If you're trying to find the best rates for your large deposit, you probably already know about this. Banks often give their best rates only up to a certain balance. This goes beyond reward checking. It applies to many internet savings accounts. It used to be common for banks to reward customers with large deposits with the best rates. In the case of reward checking accounts, it's the debit card usage and the relationship that the banks want. Larger balances aren't as valuable to the banks. For internet savings accounts, there are no debit cards but the banks may still want a long-term relationship in which the customer will migrate to their other services like checking, credit cards and loans. The higher interest rate is more to attract this relationship instead of the deposit.
Typically when the rate is lower for a higher balance, the lower rate only applies to the portion of the balance above the tier. SmartyPig became the exception to this rule when it introduced its $50K tier last year. If the balance goes over $50K, the entire balance will earn the smaller yield.
Internet Bank Promotional Rates
When internet banks offer a promotional rate, there is often a balance cap. EverBank's 3-month intro rate is one example. The intro rate applies only to the first $50K for the money market account and to the first $100K for the checking account. AmTrustDirect has a similar cap on new Premium e-Money Market Accounts. The best yield only applies to balances up to $150K. Salem Five Direct also has a cap on its savings account promotion. However, its cap is larger than most at $1 million.
Standard Internet Bank Rates
Lower rates for large balances are not quite as common for non-promotional internet accounts, but they have been more common in the last couple of years. The extreme examples are the Mega Money Market Accounts from the Huckabay banks (AmericaNet, Evantage and Redneck Bank). These are no longer available for new customers, but existing customers only receive the highest rate for balances up to $35K. Other internet accounts with balance caps limit the top rate to the first $250K. These include Incredible Bank and Clear Sky Accounts.
Lower Rates on CDARS
CDARS is another example of lower rates for large deposits. CDARS, Certificate of Deposit Account Registry Service, allows one to invest multi-million-dollar deposits into CDs without going over the FDIC limit.

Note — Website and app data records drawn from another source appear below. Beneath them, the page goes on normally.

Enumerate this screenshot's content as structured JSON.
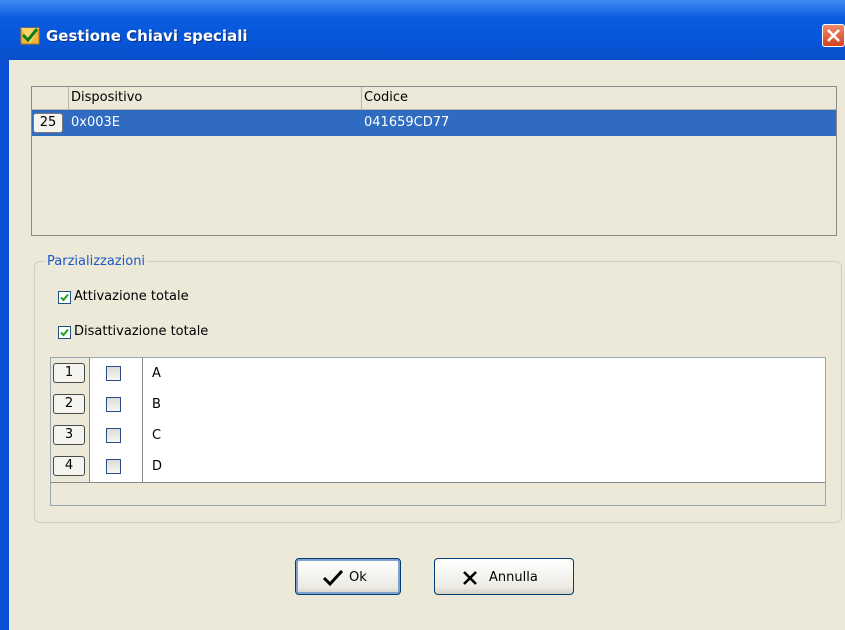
{
  "window": {
    "title": "Gestione Chiavi speciali",
    "app_icon": "shield-check-icon",
    "close_icon": "close-icon"
  },
  "devices_table": {
    "columns": [
      "Dispositivo",
      "Codice"
    ],
    "rows": [
      {
        "index": "25",
        "dispositivo": "0x003E",
        "codice": "041659CD77",
        "selected": true
      }
    ]
  },
  "parzializzazioni": {
    "title": "Parzializzazioni",
    "attivazione_totale": {
      "label": "Attivazione totale",
      "checked": true
    },
    "disattivazione_totale": {
      "label": "Disattivazione totale",
      "checked": true
    },
    "partitions": [
      {
        "index": "1",
        "name": "A",
        "checked": false
      },
      {
        "index": "2",
        "name": "B",
        "checked": false
      },
      {
        "index": "3",
        "name": "C",
        "checked": false
      },
      {
        "index": "4",
        "name": "D",
        "checked": false
      }
    ]
  },
  "buttons": {
    "ok": "Ok",
    "cancel": "Annulla"
  },
  "colors": {
    "titlebar": "#0755d8",
    "selection": "#2f6bc0",
    "dialog_bg": "#ece9d8",
    "group_label": "#1c58c9"
  }
}
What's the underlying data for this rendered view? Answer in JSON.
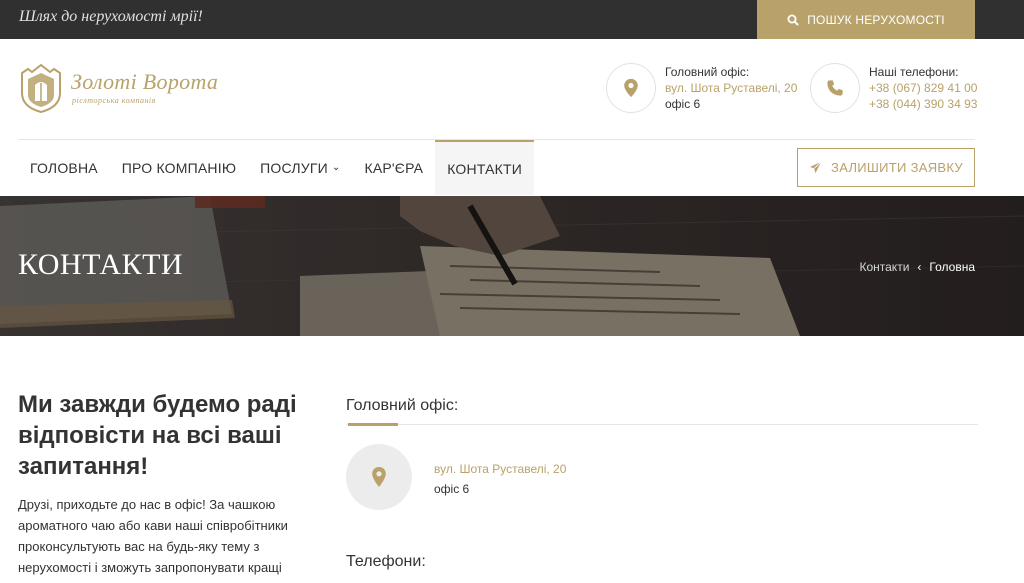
{
  "topbar": {
    "tagline": "Шлях до нерухомості мрії!",
    "search_label": "ПОШУК НЕРУХОМОСТІ"
  },
  "logo": {
    "title": "Золоті Ворота",
    "subtitle": "рієлторська компанія"
  },
  "header": {
    "office": {
      "label": "Головний офіс:",
      "street": "вул. Шота Руставелі, 20",
      "suite": "офіс 6",
      "icon": "map-pin-icon"
    },
    "phones": {
      "label": "Наші телефони:",
      "phone1": "+38 (067) 829 41 00",
      "phone2": "+38 (044) 390 34 93",
      "icon": "phone-icon"
    }
  },
  "nav": {
    "items": [
      {
        "label": "ГОЛОВНА"
      },
      {
        "label": "ПРО КОМПАНІЮ"
      },
      {
        "label": "ПОСЛУГИ"
      },
      {
        "label": "КАР'ЄРА"
      },
      {
        "label": "КОНТАКТИ",
        "active": true
      }
    ],
    "cta_label": "ЗАЛИШИТИ ЗАЯВКУ"
  },
  "hero": {
    "title": "КОНТАКТИ",
    "breadcrumb_current_page": "Контакти",
    "breadcrumb_home": "Головна"
  },
  "main": {
    "intro_title": "Ми завжди будемо раді відповісти на всі ваші запитання!",
    "intro_text": "Друзі, приходьте до нас в офіс! За чашкою ароматного чаю або кави наші співробітники проконсультують вас на будь-яку тему з нерухомості і зможуть запропонувати кращі",
    "office_heading": "Головний офіс:",
    "office_street": "вул. Шота Руставелі, 20",
    "office_suite": "офіс 6",
    "phones_heading": "Телефони:"
  },
  "colors": {
    "accent": "#b9a26a",
    "topbar_bg": "#303030",
    "text": "#333333"
  }
}
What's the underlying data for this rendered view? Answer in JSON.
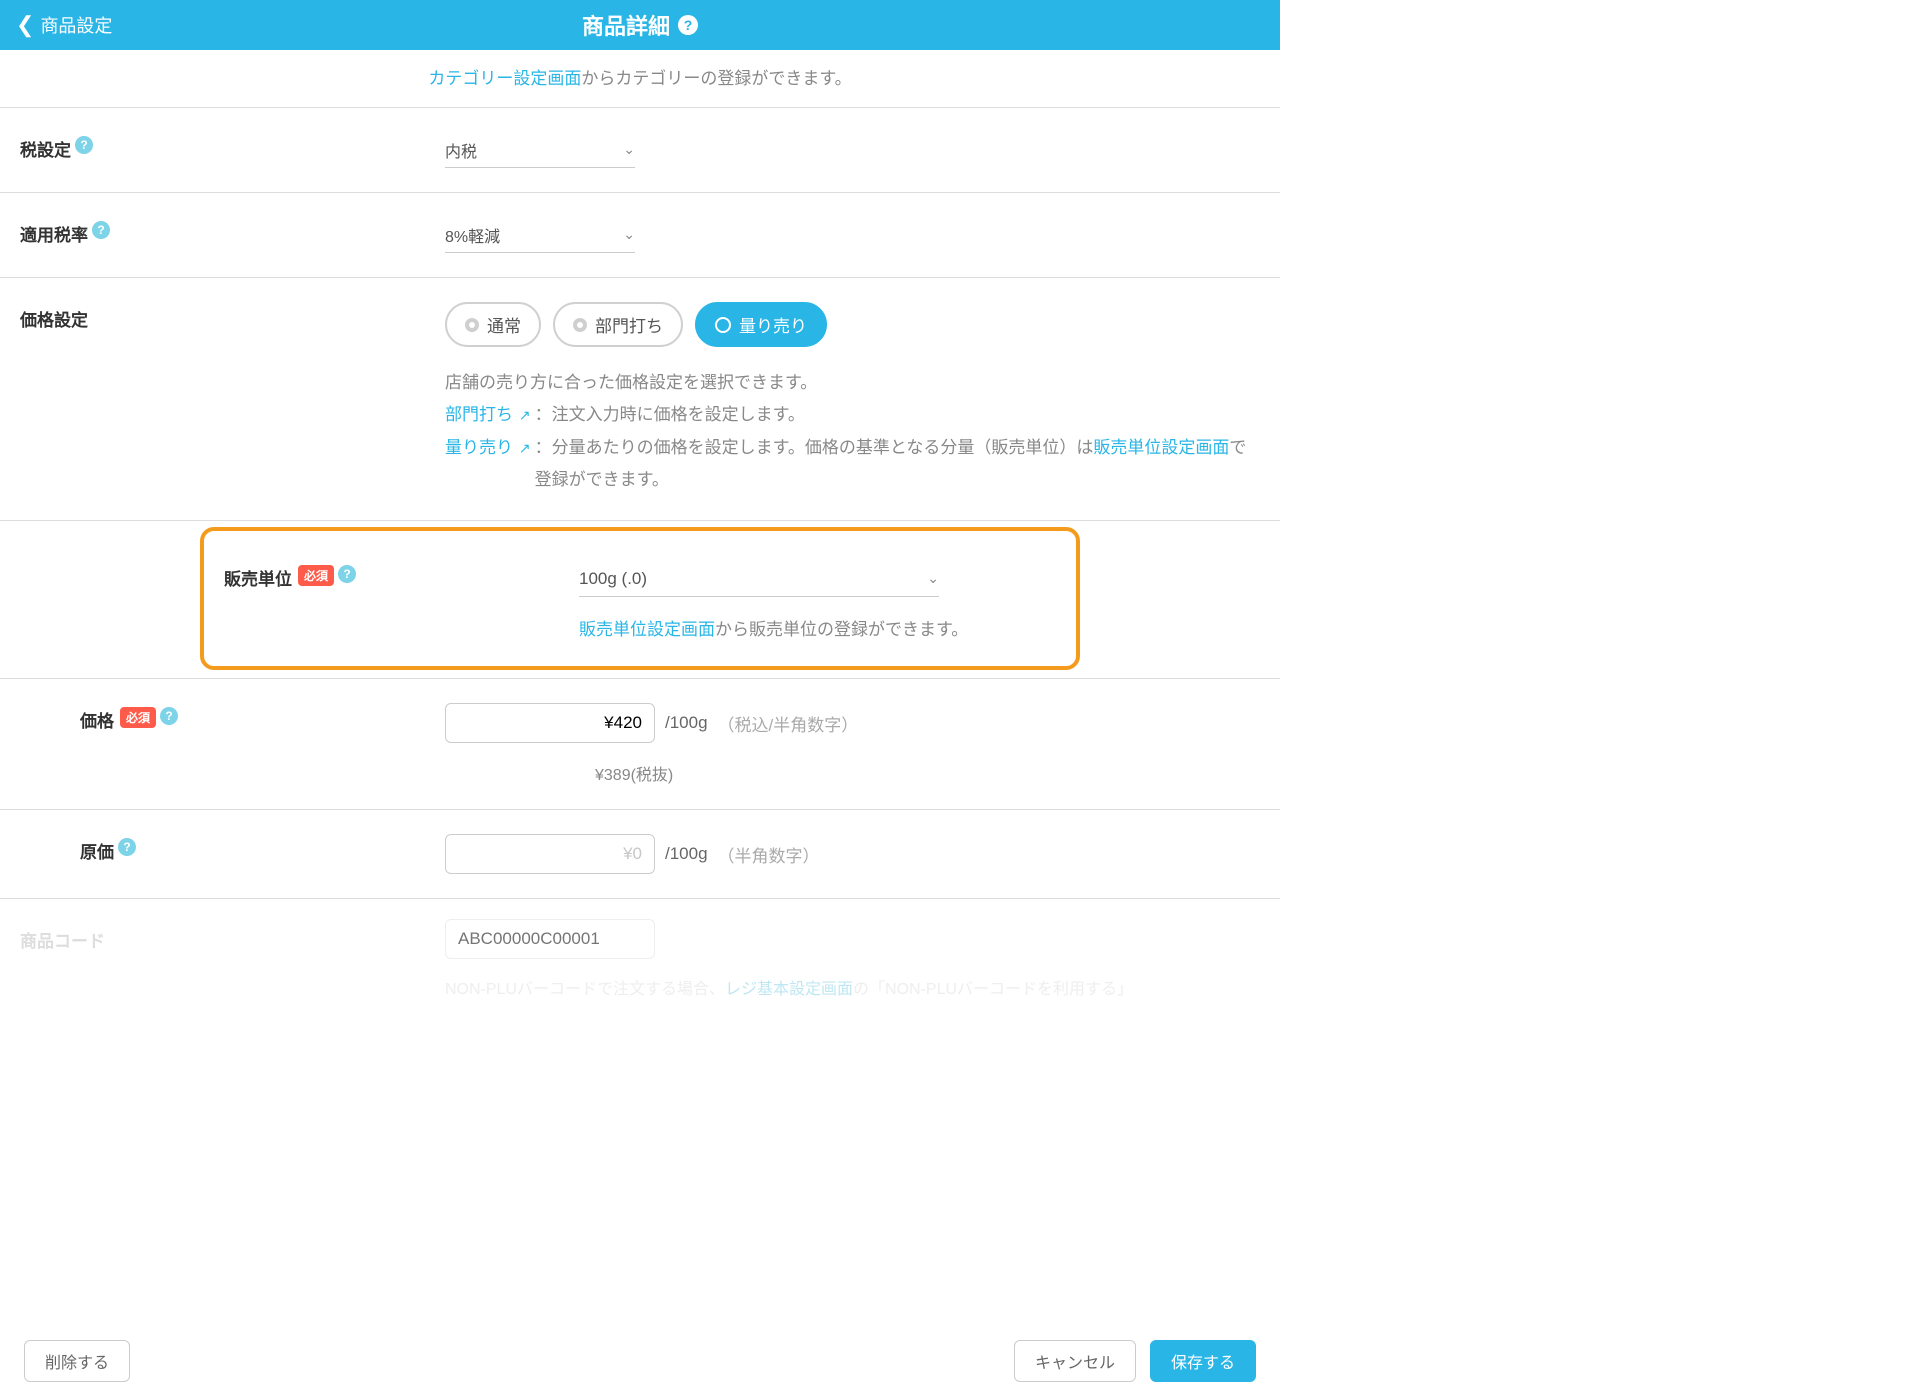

The service spreads deposits in multiple banks to ensure deposits at each bank remain under $250K.
You might expect that the rate will be a little lower to pay for the CDARS service. However, if you look at some CDARS rates, you can see how low they are. One example is EverBank which offers both regular CDs and CDARS. For a 1-year term, the current CD rate is 1.00% and the current CDARS rate is 0.36%. Another example is United Central Bank. For a 1-year term, the current CD rate is 1.00%, and the current CDARS rate is 0.31%. These 1-year CDARS rates are a little higher than 1-year Treasury yields which are currently around 0.20%. So that may be enough of an advantage to keep CDARS in business.
Higher Jumbo Rates Still Exist
Many banks still offer higher Jumbo rates for CDs and money market accounts, and sometimes the required balances are very large. For example Melrose Credit Union offers an extra 25 basis points for Jumbo share certificates with deposits of least $1 million. At United Central Bank customers can earn a 1.75% APY (as of 5/10/11) on the Global Money Market account for a minimum balance of $10 million. So there are places that reward those with large balances. Even if the bank doesn't advertise Jumbo rates, you can often negotiate higher CD rates when you offer to bring in a large deposit.